My introduction to riding in the US had so far been fairly gentle. I’d spent 3 nights in Chicago, immediately followed by 2 nights in Milwaukee. I’d hardly ridden the Trooper at all during that time. The time I spent in each had been awesome, but that wasn’t really what this adventure was all about – it was about riding Americana. It was time to hit the road properly.
During my stay in Milwaukee, I’d arranged to met Thomas again on Saturday evening on his home turf in the twin cities of Minneapolis and St Paul. That ride from Milwaukee wouldn’t take 2 days, so I decided to head north for a day to the Ottawa National Forest, and to see other great lakes, Lake Superior, before cutting south again to meet up with Thomas.
Out of Milwaukee, I headed north to Green Bay on I-43, but I wanted to get off the interstates and see more the countryside, so after Green Bay I looked for smaller roads to take, ending up on the state highway 139 heading for Iron River.
One of the things that was beginning to strike me was the vastness of this country. I’d heard that said many times before, but never experienced it for myself. The Ottawa National Forest is a massive forest, with mile after mile of woodland and trees, intersected by long, straight roads with the occasional sweeping bend, and every so often a small town or hamlet.
One of the things that stuck me then, and has stuck me more and more almost every day since, is that photos, no matter how good, will never do this place justice, and will never be able to convey the sheer enormity and vastness of the landscape.
The riding that day was hot, but good. I felt free and I was enjoying myself. Like so many times on this trip, I was riding along with a big grin on my face.
After hitting Iron River, I took US Hwy-2, going west. This was a road I was going to see a lot more of in the weeks to come.

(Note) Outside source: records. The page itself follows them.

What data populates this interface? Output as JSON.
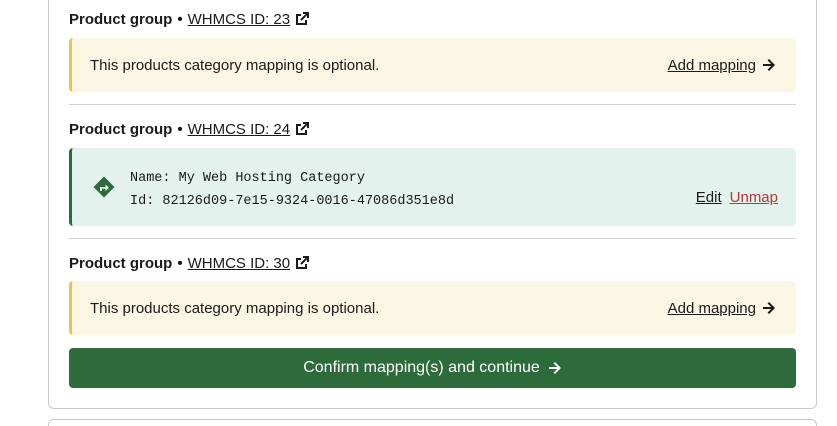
{
  "groups": [
    {
      "label": "Product group",
      "separator": "•",
      "id_link": "WHMCS ID: 23",
      "notice_text": "This products category mapping is optional.",
      "action_label": "Add mapping"
    },
    {
      "label": "Product group",
      "separator": "•",
      "id_link": "WHMCS ID: 24",
      "mapping": {
        "name_line": "Name: My Web Hosting Category",
        "id_line": "Id: 82126d09-7e15-9324-0016-47086d351e8d",
        "edit_label": "Edit",
        "unmap_label": "Unmap"
      }
    },
    {
      "label": "Product group",
      "separator": "•",
      "id_link": "WHMCS ID: 30",
      "notice_text": "This products category mapping is optional.",
      "action_label": "Add mapping"
    }
  ],
  "confirm_label": "Confirm mapping(s) and continue",
  "icons": {
    "external": "external-link-icon",
    "arrow": "arrow-right-icon",
    "route": "route-diamond-icon"
  },
  "colors": {
    "notice_bg": "#faf6e3",
    "notice_border": "#e3c64a",
    "mapped_bg": "#e3f2ec",
    "mapped_border": "#2c6b3b",
    "primary": "#2d6b3a",
    "danger": "#b23a3a"
  }
}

I had to stop a lot during the day. The heat was making frequent water and rest breaks necessary. I was cursing my heavy leather jacket.
The day was drawing in when I reached Ironwood, and around 350 miles was a reasonably respectable tally for the day. I started looking for somewhere to stop the night. Once I’d parked up for the night, a beer and food would be high on the agenda, and I had no intention of riding once I’d had a few beers, so somewhere to stay near a bar and restaurant was what I really needed.
I was delighted to find the Classic Motor Inn right next to Don and GG’s Food and Spirits. Doubly so because the Classic Motor Inn was a true 1950’s vintage roadside motel – the kind of place I’d seen so often in American movies. I couldn’t come all this way without experiencing one. And at a cost of only around $50, this was half the price of the everywhere I had stayed so far with big chain hotels.
This photo of Classic Motor Inn is courtesy of TripAdvisor
My verdict on my first classic motel? A clean, big room which showed it’s 1950’s vintage but everything was in good repair, so that was just an added bonus. The folks that run the motel are real friendly too. The only downside for me was no wifi.
Don and GGs next door also seemed like a true local place. With the weather so warm, the outside garden area was packed, so I took a seat in the almost empty inside. The Great Lakes have a native white fish called the Walleye – so named because it’s eyes reflect light which fishermen look out for at night. I love trying new foods, so this is something I wanted to try while I was here. It was on the menu, but had unfortunately sold out that evening, and I had to settle for Poor Man’s Lobster – chunks of Halibut cooked in a buttery sauce. But it hit the spot, especially with a couple of glasses of local brew.